its eagerness to make the attempt.
There was yet time before the inauguration of Lincoln
to arrange a ‘final’ compromise to restore forever the tottering ‘Union as it was.’
In this fatuous endeavor Massachusetts
Republicans were destined to take part—among them the son of John Quincy Adams
In 1820 the father wrote in his1
I have favored this Missouri Compromise, believing it to be all that could be effected under the present Constitution, and from extreme unwillingness to put the Union at hazard.
But perhaps it would have been a wiser as well as a bolder course to have persisted in the restriction upon Missouri, till it should have terminated in a convention of the States to revise and amend the Constitution.
This would have produced a new Union of thirteen or fourteen States unpolluted with slavery, with a great and glorious object to effect, namely, that of rallying to their standard the other States by the universal emancipation of their slaves.
If the Union must be dissolved, slavery is precisely the question upon which it ought to break.
As to the result of the breach, the great statesman's prevision was clear:
If slavery be the destined sword, in the hand of the destroying angel, which is to sever the ties of this Union, the same sword will cut asunder the bonds of slavery itself.
Quincy's Life of Adams, p. 114; Lib. 28.170.
's perception was identical with Adams

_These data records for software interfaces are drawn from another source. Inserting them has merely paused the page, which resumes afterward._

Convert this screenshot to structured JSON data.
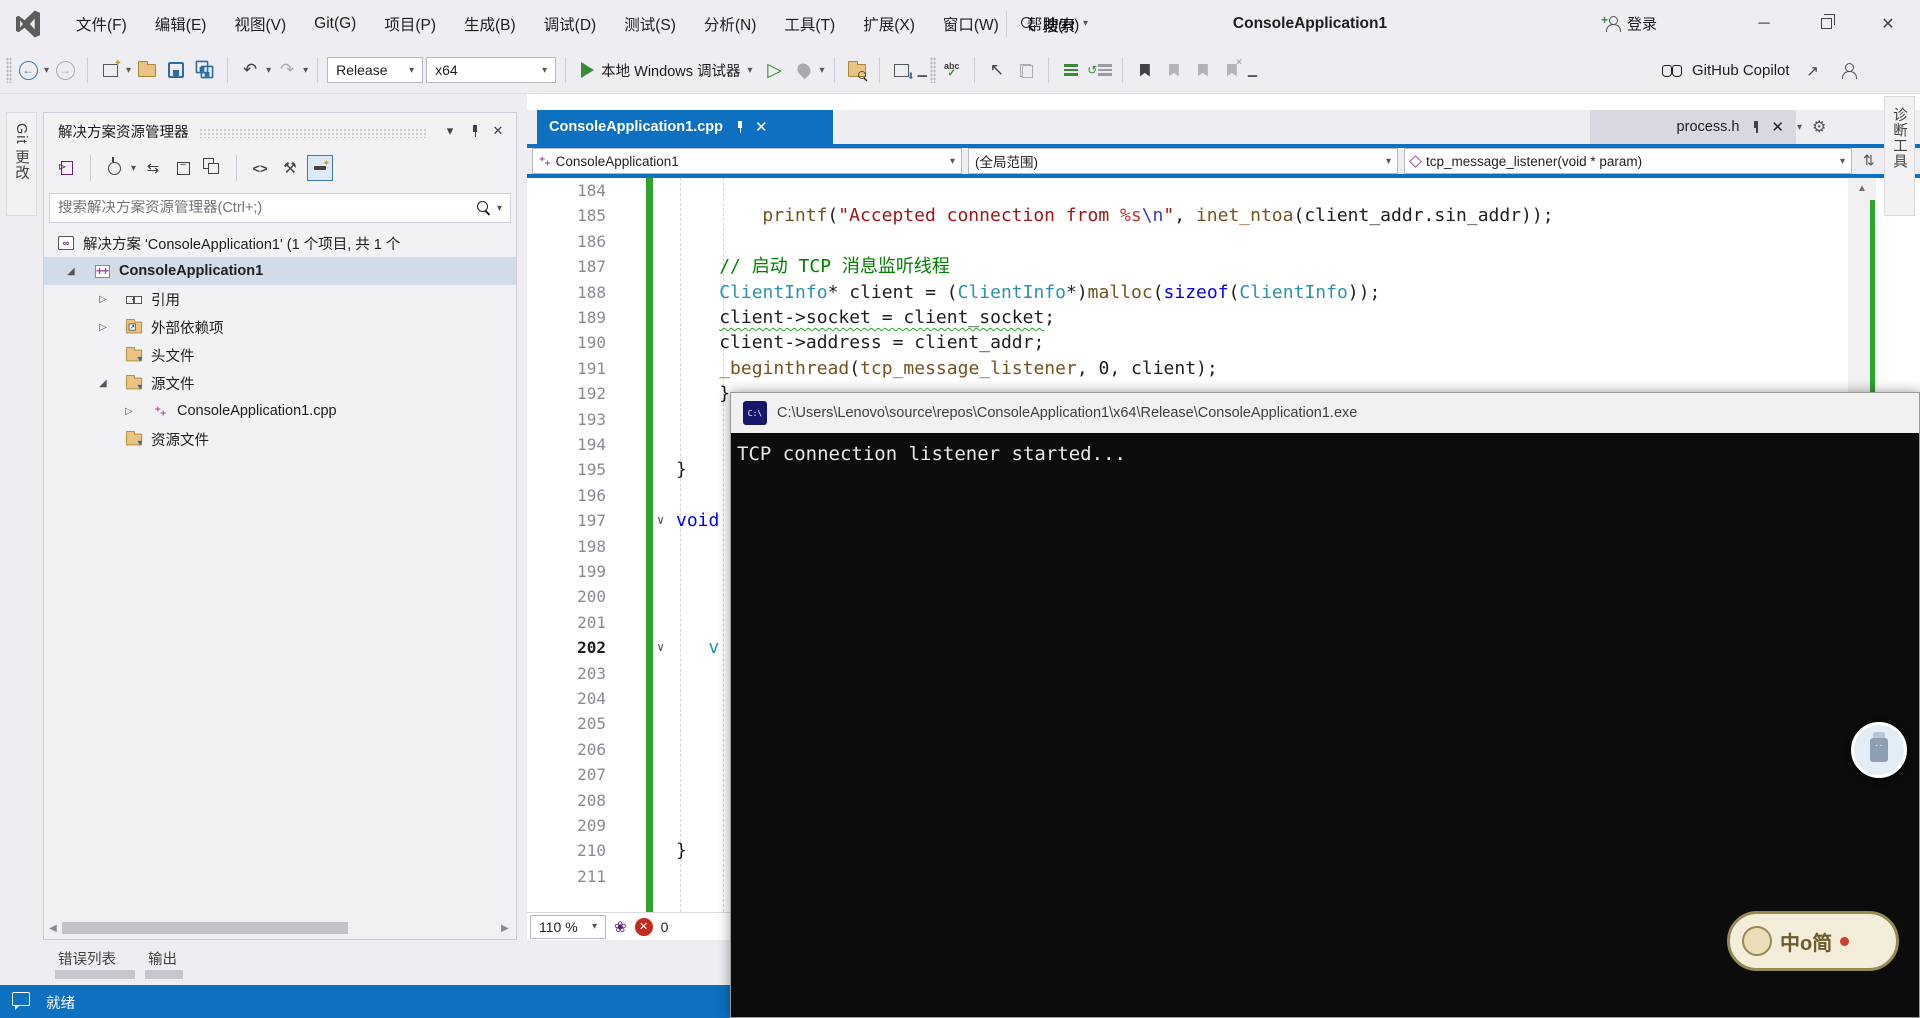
{
  "window": {
    "title": "ConsoleApplication1",
    "signin": "登录",
    "search": "搜索",
    "controls": {
      "minimize": "─",
      "restore": "restore",
      "close": "✕"
    }
  },
  "menus": [
    "文件(F)",
    "编辑(E)",
    "视图(V)",
    "Git(G)",
    "项目(P)",
    "生成(B)",
    "调试(D)",
    "测试(S)",
    "分析(N)",
    "工具(T)",
    "扩展(X)",
    "窗口(W)",
    "帮助(H)"
  ],
  "toolbar": {
    "configuration": "Release",
    "platform": "x64",
    "debug_target": "本地 Windows 调试器",
    "copilot": "GitHub Copilot"
  },
  "side_tabs": {
    "left": "Git 更改",
    "right": "诊断工具"
  },
  "solution_explorer": {
    "title": "解决方案资源管理器",
    "search_placeholder": "搜索解决方案资源管理器(Ctrl+;)",
    "tree": [
      {
        "label": "解决方案 'ConsoleApplication1' (1 个项目, 共 1 个",
        "icon": "solution",
        "level": 0,
        "expander": "none"
      },
      {
        "label": "ConsoleApplication1",
        "icon": "project",
        "level": 1,
        "expander": "open",
        "bold": true,
        "selected": true
      },
      {
        "label": "引用",
        "icon": "refs",
        "level": 2,
        "expander": "closed"
      },
      {
        "label": "外部依赖项",
        "icon": "extdep",
        "level": 2,
        "expander": "closed"
      },
      {
        "label": "头文件",
        "icon": "folder",
        "level": 2,
        "expander": "none"
      },
      {
        "label": "源文件",
        "icon": "folder",
        "level": 2,
        "expander": "open"
      },
      {
        "label": "ConsoleApplication1.cpp",
        "icon": "cpp",
        "level": 3,
        "expander": "closed"
      },
      {
        "label": "资源文件",
        "icon": "folder",
        "level": 2,
        "expander": "none"
      }
    ]
  },
  "editor": {
    "active_tab": "ConsoleApplication1.cpp",
    "preview_tab": "process.h",
    "nav_project": "ConsoleApplication1",
    "nav_scope": "(全局范围)",
    "nav_member": "tcp_message_listener(void * param)",
    "zoom_level": "110 %",
    "error_count": "0",
    "first_line": 184,
    "code": [
      {
        "n": 184,
        "segs": []
      },
      {
        "n": 185,
        "indent": 8,
        "segs": [
          [
            "fn",
            "printf"
          ],
          [
            "pl",
            "("
          ],
          [
            "str",
            "\"Accepted connection from "
          ],
          [
            "fmt",
            "%s"
          ],
          [
            "esc",
            "\\n"
          ],
          [
            "str",
            "\""
          ],
          [
            "pl",
            ", "
          ],
          [
            "fn",
            "inet_ntoa"
          ],
          [
            "pl",
            "(client_addr.sin_addr));"
          ]
        ]
      },
      {
        "n": 186,
        "segs": []
      },
      {
        "n": 187,
        "indent": 4,
        "segs": [
          [
            "com",
            "// 启动 TCP 消息监听线程"
          ]
        ]
      },
      {
        "n": 188,
        "indent": 4,
        "segs": [
          [
            "type",
            "ClientInfo"
          ],
          [
            "pl",
            "* client = ("
          ],
          [
            "type",
            "ClientInfo"
          ],
          [
            "pl",
            "*)"
          ],
          [
            "fn",
            "malloc"
          ],
          [
            "pl",
            "("
          ],
          [
            "kw",
            "sizeof"
          ],
          [
            "pl",
            "("
          ],
          [
            "type",
            "ClientInfo"
          ],
          [
            "pl",
            "));"
          ]
        ]
      },
      {
        "n": 189,
        "indent": 4,
        "segs": [
          [
            "sq",
            "client->socket = client_socket"
          ],
          [
            "pl",
            ";"
          ]
        ]
      },
      {
        "n": 190,
        "indent": 4,
        "segs": [
          [
            "pl",
            "client->address = client_addr;"
          ]
        ]
      },
      {
        "n": 191,
        "indent": 4,
        "segs": [
          [
            "fn",
            "_beginthread"
          ],
          [
            "pl",
            "("
          ],
          [
            "fn",
            "tcp_message_listener"
          ],
          [
            "pl",
            ", "
          ],
          [
            "num",
            "0"
          ],
          [
            "pl",
            ", client);"
          ]
        ]
      },
      {
        "n": 192,
        "indent": 4,
        "segs": [
          [
            "pl",
            "}"
          ]
        ]
      },
      {
        "n": 193,
        "segs": []
      },
      {
        "n": 194,
        "segs": []
      },
      {
        "n": 195,
        "indent": 0,
        "segs": [
          [
            "pl",
            "}"
          ]
        ]
      },
      {
        "n": 196,
        "segs": []
      },
      {
        "n": 197,
        "indent": 0,
        "fold": true,
        "segs": [
          [
            "kw",
            "void"
          ]
        ]
      },
      {
        "n": 198,
        "segs": []
      },
      {
        "n": 199,
        "segs": []
      },
      {
        "n": 200,
        "segs": []
      },
      {
        "n": 201,
        "segs": []
      },
      {
        "n": 202,
        "indent": 3,
        "fold": true,
        "current": true,
        "segs": [
          [
            "type",
            "v"
          ]
        ]
      },
      {
        "n": 203,
        "segs": []
      },
      {
        "n": 204,
        "segs": []
      },
      {
        "n": 205,
        "segs": []
      },
      {
        "n": 206,
        "segs": []
      },
      {
        "n": 207,
        "segs": []
      },
      {
        "n": 208,
        "segs": []
      },
      {
        "n": 209,
        "segs": []
      },
      {
        "n": 210,
        "indent": 0,
        "segs": [
          [
            "pl",
            "}"
          ]
        ]
      },
      {
        "n": 211,
        "segs": []
      }
    ]
  },
  "console": {
    "title_path": "C:\\Users\\Lenovo\\source\\repos\\ConsoleApplication1\\x64\\Release\\ConsoleApplication1.exe",
    "icon_label": "C:\\",
    "output_line": "TCP connection listener started..."
  },
  "panels": {
    "bottom_tabs": [
      "错误列表",
      "输出"
    ]
  },
  "statusbar": {
    "text": "就绪"
  },
  "watermark": {
    "text": "中o简"
  },
  "colors": {
    "accent": "#0E70C0",
    "status_bg": "#0E70C0",
    "console_bg": "#0C0C0C",
    "change_bar": "#2EA32E",
    "selection_bg": "#D2DBE8",
    "comment": "#008000",
    "keyword": "#0000FF",
    "type": "#2B91AF",
    "string": "#A31515",
    "function": "#74531F",
    "escape": "#3B3BC8",
    "format": "#C03434"
  }
}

's. He greeted his readers at the opening of the thirty-first2
volume of the Liberator
with these words, suggested by the political situation: ‘All Union-saving efforts are simply idiotic.
At last, “the covenant with death is annulled,” and “the agreement with hell ” broken—at least by the action of South Carolina
, and ere long by all the slaveholding States, for their doom is one.’
Joy! But, alas!
not by Northern manhood, conscience, church, and clergy; not by measures projected against slavery in the States, or even by the election of a President troubled by the compromises of the Constitution
and eager to amend them away; not by one single act or threat of the political anti-slavery party, as a unit, in